Such methods include the application of artificial neural networks (ANN) and Bayesian techniques for modelling and prediction, particularly in the area of biosecurity research, bio-protection, and climate change. Sue's group are currently developing spatially explicit models that link individual based models (IBM) of species spread with spatial information through GIS technology to support management and research in biosecurity and other disciplines.

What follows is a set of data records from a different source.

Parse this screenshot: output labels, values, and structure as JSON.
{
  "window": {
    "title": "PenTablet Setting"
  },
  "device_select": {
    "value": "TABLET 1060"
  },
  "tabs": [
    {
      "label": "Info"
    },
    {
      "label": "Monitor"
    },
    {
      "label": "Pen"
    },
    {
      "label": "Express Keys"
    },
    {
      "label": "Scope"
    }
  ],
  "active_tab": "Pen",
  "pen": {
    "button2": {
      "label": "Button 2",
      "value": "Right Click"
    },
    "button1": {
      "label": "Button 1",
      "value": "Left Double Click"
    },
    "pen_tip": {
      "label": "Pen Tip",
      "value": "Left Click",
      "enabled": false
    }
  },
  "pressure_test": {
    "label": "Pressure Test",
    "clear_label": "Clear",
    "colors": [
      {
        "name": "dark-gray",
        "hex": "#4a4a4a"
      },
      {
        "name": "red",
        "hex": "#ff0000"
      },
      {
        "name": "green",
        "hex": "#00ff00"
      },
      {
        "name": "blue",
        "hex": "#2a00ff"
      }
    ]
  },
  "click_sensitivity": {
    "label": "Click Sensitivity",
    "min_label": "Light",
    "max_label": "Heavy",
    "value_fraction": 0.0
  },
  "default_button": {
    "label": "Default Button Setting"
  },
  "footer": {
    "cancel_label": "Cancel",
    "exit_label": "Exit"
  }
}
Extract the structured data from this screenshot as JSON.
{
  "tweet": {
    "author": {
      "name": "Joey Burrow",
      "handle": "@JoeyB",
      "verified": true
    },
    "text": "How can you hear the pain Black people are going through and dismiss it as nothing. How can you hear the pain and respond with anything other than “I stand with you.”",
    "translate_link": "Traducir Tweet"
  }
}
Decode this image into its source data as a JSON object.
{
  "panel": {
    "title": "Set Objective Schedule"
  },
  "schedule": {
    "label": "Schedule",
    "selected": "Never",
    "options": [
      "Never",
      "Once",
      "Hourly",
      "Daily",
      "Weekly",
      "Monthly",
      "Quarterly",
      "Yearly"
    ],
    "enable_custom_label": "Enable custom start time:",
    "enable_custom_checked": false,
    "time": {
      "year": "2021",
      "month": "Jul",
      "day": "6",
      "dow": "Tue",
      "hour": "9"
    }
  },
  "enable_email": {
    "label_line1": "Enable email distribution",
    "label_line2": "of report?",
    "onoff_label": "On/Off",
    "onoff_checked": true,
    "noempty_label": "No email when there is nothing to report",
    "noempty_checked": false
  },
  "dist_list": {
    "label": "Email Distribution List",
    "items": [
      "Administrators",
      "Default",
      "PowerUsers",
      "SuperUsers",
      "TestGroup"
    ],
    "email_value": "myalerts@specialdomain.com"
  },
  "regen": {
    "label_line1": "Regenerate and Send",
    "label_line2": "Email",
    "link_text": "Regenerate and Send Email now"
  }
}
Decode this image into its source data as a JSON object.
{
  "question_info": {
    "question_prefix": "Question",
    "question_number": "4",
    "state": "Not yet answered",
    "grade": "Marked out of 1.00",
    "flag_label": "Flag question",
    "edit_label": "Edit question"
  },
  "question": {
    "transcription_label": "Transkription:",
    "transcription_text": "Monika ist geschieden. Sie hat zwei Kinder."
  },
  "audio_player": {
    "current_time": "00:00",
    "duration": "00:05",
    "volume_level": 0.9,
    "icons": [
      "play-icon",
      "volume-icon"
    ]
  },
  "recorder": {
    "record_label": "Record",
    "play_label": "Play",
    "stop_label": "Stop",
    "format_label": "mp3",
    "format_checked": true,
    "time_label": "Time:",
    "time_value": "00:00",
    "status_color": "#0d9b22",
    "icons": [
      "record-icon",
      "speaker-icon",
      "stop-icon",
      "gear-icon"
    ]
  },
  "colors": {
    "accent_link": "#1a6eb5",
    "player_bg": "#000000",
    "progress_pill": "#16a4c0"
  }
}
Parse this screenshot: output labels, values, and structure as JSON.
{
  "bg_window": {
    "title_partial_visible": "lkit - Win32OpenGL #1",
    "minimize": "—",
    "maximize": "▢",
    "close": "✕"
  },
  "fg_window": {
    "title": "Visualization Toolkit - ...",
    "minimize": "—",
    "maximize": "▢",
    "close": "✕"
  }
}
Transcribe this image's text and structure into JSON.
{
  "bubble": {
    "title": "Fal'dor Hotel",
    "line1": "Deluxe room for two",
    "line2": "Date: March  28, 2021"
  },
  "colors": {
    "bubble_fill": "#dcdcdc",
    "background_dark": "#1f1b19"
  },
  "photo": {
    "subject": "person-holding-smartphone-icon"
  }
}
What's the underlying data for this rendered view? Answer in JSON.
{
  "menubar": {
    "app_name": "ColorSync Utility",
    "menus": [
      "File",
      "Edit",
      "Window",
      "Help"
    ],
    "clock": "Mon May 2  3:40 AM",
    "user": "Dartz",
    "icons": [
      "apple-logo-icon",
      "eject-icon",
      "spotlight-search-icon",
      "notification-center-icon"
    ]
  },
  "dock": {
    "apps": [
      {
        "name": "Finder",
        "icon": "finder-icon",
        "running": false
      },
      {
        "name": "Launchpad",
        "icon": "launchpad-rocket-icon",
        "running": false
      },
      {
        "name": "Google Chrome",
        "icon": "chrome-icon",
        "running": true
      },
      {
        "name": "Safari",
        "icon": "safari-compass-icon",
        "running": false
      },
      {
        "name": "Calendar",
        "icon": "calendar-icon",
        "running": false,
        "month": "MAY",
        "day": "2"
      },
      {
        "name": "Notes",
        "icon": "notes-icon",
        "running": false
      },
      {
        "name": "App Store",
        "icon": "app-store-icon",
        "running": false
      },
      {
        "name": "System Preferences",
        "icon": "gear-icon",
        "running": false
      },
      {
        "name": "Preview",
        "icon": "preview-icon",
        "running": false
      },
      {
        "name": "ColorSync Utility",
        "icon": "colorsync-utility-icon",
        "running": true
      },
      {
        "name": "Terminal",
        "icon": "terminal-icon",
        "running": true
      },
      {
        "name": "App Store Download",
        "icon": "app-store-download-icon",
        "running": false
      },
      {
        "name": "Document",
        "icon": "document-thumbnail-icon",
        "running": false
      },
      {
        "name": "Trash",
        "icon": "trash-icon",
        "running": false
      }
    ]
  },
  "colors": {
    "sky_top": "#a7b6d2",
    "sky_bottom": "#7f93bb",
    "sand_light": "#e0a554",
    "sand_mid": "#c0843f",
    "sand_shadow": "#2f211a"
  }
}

Previous research in population modelling has concerned timing prediction (phenology) and modelling insect population dynamics to improve pest and biological control practices. Projects in biological control and species spread have extended to modelling predator-prey, parasite-host interactions and species dispersal. Other research interests involve the use of geostatistics and simulation to investigate the effect of species dispersion and the heterogeneous environment on sampling and monitoring procedures, and the study of invertebrate community diversity and species relationships in the largely unexplored native forest canopy.